Do you know the date the first commercial drone was launched? If you said unmanned aerial vehicles (UAV) were first used in the 1970s-1980s, you were off by about 200 years.
In 1782, the Montgolfier brothers in France were the first to experiment with balloons using unmanned aerostats before going up themselves. UAVs were then used as a tactic of war starting on August 22, 1849, when the Austrians attacked the Italian city of Venice with unmanned balloons loaded with explosives.
During World War I the Ruston Proctor Aerial Target of 1916 was the first pilotless aircraft built using A. M. Low’s radio control techniques.
A note on the term “drone”
Before getting into more modern history on a light note, in May 2015 the Drone-Industry Show accepted the use of the word “drone” in place of “unmanned aerial vehicles”. Company representatives and government employees shunned the term because they thought that the word didn’t convey the vehicles’ sophistication.
“We’re not afraid to use that word anymore,” said Kathleen Swain, chief pilot for the drone program of United Services Automobile Association, a provider of insurance for military families. “Everybody knows a drone is a drone.”
In fact, when USAA received positive news from the Federal Aviation Administration in April 2015 about using unmanned aircraft for damage inspections, the company announced on its website, ‘FAA Approves Drone Petition.’
Drones are tools used to collect data in many cases more efficiently and frequently than other methods.
Back to the history lesson
In the 1970s and 1980s a variety of new technologies emerged, including the Global Positioning System, long-range data links, lightweight computer equipment and composite materials, as well as satellite communications and digital flight controls, that spawned a new generation of drones.
This was not just great for weekend radio-control flyers, but useful in industries as diverse as aerial photos for media, environment management, security surveillance, and agriculture.
The FAA steps in
With the friendly skies being infiltrated with toy drone enthusiasts, news drones, industrial spies, and larger flying objects, it became necessary for the Federal Aviation Administration (FAA) to regulate the new technology aloft.
The first instance of a certificate of authorization was on May 18, 2006, when the FAA gave permission for a drone to be used within U.S. civilian airspace to search for survivors of disasters after requests in 2005 failed to be approved and no drones were used following Hurricane Katrina.

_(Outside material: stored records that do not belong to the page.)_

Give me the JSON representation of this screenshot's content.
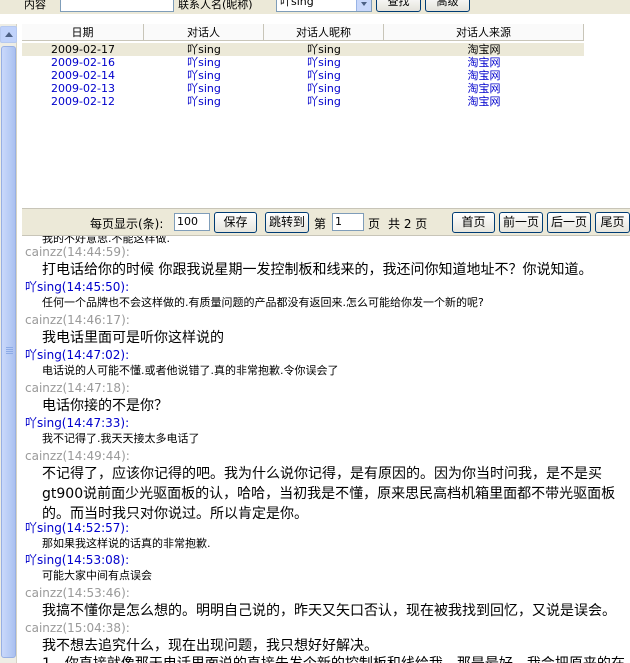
{
  "search_bar": {
    "content_label": "内容",
    "contact_label": "联系人名(昵称)",
    "contact_value": "吖sing",
    "search_button": "查找",
    "advanced_button": "高级"
  },
  "grid": {
    "columns": [
      "日期",
      "对话人",
      "对话人昵称",
      "对话人来源"
    ],
    "rows": [
      {
        "date": "2009-02-17",
        "person": "吖sing",
        "nickname": "吖sing",
        "source": "淘宝网"
      },
      {
        "date": "2009-02-16",
        "person": "吖sing",
        "nickname": "吖sing",
        "source": "淘宝网"
      },
      {
        "date": "2009-02-14",
        "person": "吖sing",
        "nickname": "吖sing",
        "source": "淘宝网"
      },
      {
        "date": "2009-02-13",
        "person": "吖sing",
        "nickname": "吖sing",
        "source": "淘宝网"
      },
      {
        "date": "2009-02-12",
        "person": "吖sing",
        "nickname": "吖sing",
        "source": "淘宝网"
      }
    ]
  },
  "pager": {
    "per_page_label": "每页显示(条):",
    "per_page_value": "100",
    "save_button": "保存",
    "jump_button": "跳转到",
    "page_prefix": "第",
    "page_value": "1",
    "page_suffix": "页",
    "total_label": "共 2 页",
    "first_button": "首页",
    "prev_button": "前一页",
    "next_button": "后一页",
    "last_button": "尾页"
  },
  "chat": {
    "partial_line": "我的不好意思.不能这样做.",
    "messages": [
      {
        "sender": "cainzz(14:44:59):",
        "text": "打电话给你的时候 你跟我说星期一发控制板和线来的，我还问你知道地址不？你说知道。"
      },
      {
        "sender": "吖sing(14:45:50):",
        "text": "任何一个品牌也不会这样做的.有质量问题的产品都没有返回来.怎么可能给你发一个新的呢?"
      },
      {
        "sender": "cainzz(14:46:17):",
        "text": "我电话里面可是听你这样说的"
      },
      {
        "sender": "吖sing(14:47:02):",
        "text": "电话说的人可能不懂.或者他说错了.真的非常抱歉.令你误会了"
      },
      {
        "sender": "cainzz(14:47:18):",
        "text": "电话你接的不是你？"
      },
      {
        "sender": "吖sing(14:47:33):",
        "text": "我不记得了.我天天接太多电话了"
      },
      {
        "sender": "cainzz(14:49:44):",
        "text": "不记得了，应该你记得的吧。我为什么说你记得，是有原因的。因为你当时问我，是不是买gt900说前面少光驱面板的认，哈哈，当初我是不懂，原来思民高档机箱里面都不带光驱面板的。而当时我只对你说过。所以肯定是你。"
      },
      {
        "sender": "吖sing(14:52:57):",
        "text": "那如果我这样说的话真的非常抱歉."
      },
      {
        "sender": "吖sing(14:53:08):",
        "text": "可能大家中间有点误会"
      },
      {
        "sender": "cainzz(14:53:46):",
        "text": "我搞不懂你是怎么想的。明明自己说的，昨天又矢口否认，现在被我找到回忆，又说是误会。"
      },
      {
        "sender": "cainzz(15:04:38):",
        "text": "我不想去追究什么，现在出现问题，我只想好好解决。"
      }
    ],
    "bottom_partial": "1、你直接就像那天电话里面说的直接先发个新的控制板和线给我，那是最好，我会把原来的在"
  }
}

In 2012, Congress passed the FAA Modernization and Reform Act (“FMRA”) with the purpose to direct the FAA to develop Rules that apply specifically to drones. The FAA is using FMRA as a mechanism to to allow companies to perform “commercial” drone services by issuing a Section 333 grant of exemption while permanent rules are being drafted and reviewed. The first waivers were granted in September 2014 to four film-making companies.

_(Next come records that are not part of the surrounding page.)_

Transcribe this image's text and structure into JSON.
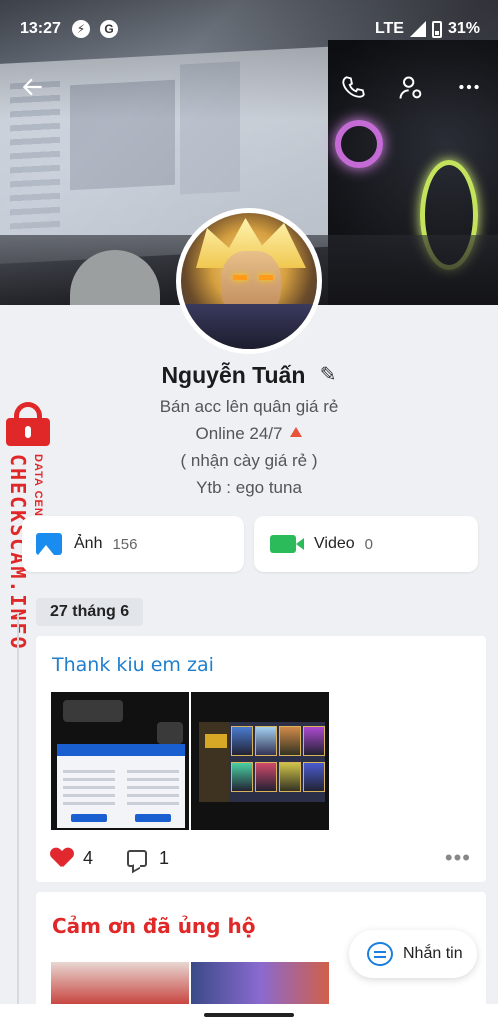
{
  "status_bar": {
    "time": "13:27",
    "app_icons": [
      "messenger-icon",
      "google-icon"
    ],
    "network": "LTE",
    "battery": "31%"
  },
  "topbar": {
    "back_icon": "back-arrow-icon",
    "actions": [
      "phone-icon",
      "user-settings-icon",
      "more-icon"
    ]
  },
  "profile": {
    "name": "Nguyễn Tuấn",
    "bio_lines": [
      "Bán acc lên quân giá rẻ",
      "Online 24/7",
      "( nhận cày giá rẻ )",
      "Ytb : ego tuna"
    ]
  },
  "watermark": {
    "title": "CHECKSCAM.INFO",
    "subtitle": "DATA CENTER"
  },
  "media": {
    "photos_label": "Ảnh",
    "photos_count": "156",
    "videos_label": "Video",
    "videos_count": "0"
  },
  "timeline": {
    "date": "27 tháng 6",
    "posts": [
      {
        "title": "Thank kiu em zai",
        "likes": "4",
        "comments": "1"
      },
      {
        "title": "Cảm ơn đã ủng hộ"
      }
    ]
  },
  "message_button": {
    "label": "Nhắn tin"
  },
  "colors": {
    "accent_blue": "#1a7fe0",
    "watermark_red": "#e02828",
    "video_green": "#2bbb5a"
  }
}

In June 2014, the FAA approved the first commercial drone flights over land in Alaska.
In February 2015, the FAA published a Notice of Proposed Rule Making (NPRM) for non-recreational use of small UAS.
In June 2015, the FAA stated that it intends to issue final regulations for operating small commercial drones by the middle of 2016, according to a top administrator.

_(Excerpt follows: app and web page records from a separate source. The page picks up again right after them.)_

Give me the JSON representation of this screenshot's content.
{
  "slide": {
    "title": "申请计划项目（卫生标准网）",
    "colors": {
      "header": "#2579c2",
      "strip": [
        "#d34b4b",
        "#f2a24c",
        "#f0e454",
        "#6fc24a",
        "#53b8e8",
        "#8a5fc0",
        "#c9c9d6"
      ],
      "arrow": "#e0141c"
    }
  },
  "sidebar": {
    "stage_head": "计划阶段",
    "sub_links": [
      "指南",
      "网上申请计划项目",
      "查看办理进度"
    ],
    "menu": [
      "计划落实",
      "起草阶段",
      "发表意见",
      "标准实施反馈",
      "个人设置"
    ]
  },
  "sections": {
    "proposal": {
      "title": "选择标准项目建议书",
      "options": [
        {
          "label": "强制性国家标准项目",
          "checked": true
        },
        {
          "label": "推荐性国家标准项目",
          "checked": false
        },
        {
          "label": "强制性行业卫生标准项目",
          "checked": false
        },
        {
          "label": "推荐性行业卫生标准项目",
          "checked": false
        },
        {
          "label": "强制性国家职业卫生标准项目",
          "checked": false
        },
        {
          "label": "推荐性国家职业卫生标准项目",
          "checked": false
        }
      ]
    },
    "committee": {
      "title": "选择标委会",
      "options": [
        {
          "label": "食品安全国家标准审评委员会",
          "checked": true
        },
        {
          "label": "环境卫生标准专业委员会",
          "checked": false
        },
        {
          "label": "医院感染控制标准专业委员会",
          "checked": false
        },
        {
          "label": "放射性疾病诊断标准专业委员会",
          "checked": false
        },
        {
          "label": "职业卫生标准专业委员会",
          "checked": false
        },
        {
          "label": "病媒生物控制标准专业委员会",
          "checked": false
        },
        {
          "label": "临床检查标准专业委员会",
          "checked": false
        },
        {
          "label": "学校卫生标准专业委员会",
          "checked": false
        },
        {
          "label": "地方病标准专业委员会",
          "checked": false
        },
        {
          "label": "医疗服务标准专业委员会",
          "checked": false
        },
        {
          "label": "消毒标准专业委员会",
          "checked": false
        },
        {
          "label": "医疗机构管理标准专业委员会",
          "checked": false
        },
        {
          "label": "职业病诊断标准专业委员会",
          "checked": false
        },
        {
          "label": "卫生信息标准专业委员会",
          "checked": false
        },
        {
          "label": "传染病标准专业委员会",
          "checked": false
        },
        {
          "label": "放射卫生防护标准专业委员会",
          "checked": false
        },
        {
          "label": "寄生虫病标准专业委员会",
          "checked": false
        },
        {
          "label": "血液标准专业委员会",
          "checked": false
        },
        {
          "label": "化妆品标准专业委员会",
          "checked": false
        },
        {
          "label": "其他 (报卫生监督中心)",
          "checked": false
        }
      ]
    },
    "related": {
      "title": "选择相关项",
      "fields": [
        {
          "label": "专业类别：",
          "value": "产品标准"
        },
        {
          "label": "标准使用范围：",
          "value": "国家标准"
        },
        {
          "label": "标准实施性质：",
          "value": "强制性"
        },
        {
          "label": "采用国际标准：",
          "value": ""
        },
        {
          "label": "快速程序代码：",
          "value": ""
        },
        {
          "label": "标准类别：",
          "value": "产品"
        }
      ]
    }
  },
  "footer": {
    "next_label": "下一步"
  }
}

"The rule will be in place within the year," FAA Deputy Administrator Michael Whitaker said at the House Oversight Committee hearing, "hopefully before June 17, 2016."
While the FAA has previously said it was seeking to complete the rule as swiftly as possible, Whitaker’s comments are the most specific yet about timing.
Summer of 2015
Meanwhile, the Alaska Certificate of Waiver or Authorization was followed by 990 FAA exemptions by July 2015 with more than 60 granted to Texas companies and individuals.
In fact from April to July 2015, a number of exemptions soared 90%. In June alone, the FAA granted authorizations for commercial unmanned aircraft system in 42 states and Puerto Rico – a total of 714 in one month.
By July 2015, the issuance of permits was about 250 a month while the FAA reviews over 4,500 public comments on the proposed rules.
Talon/LPE submitted our request for our Section 333 grant of exemption in July 2015. We are hopeful the exemption will be granted by early October 2015, or sooner.
The future of drones
The next five years are going to be big for drones in the commercial sector. A few projections include enhanced usage in agriculture, oil rigs and wind farms, mining, and bridges.
By 2017-2018, expect drones to be widely used for situational awareness, operations management, modeling/mapping and more environmental monitoring.
By 2019, drones will be doing more in delivering and transporting services.
The future of unmanned aerial vehicles in industry is assured. It’s time to think about how using a drone can help your business.
If you need Environmental Consulting, Environmental Drilling, Air Permitting, Spill Management, Oilfield Construction, Environmental Engineering, Safety Training or General Contracting services, contact us at Talon/LPE. We work throughout Texas, Oklahoma, Colorado, and New Mexico. We also offer safety and training classes.
Image courtesy of Victor Habbick at FreeDigitalPhotos.net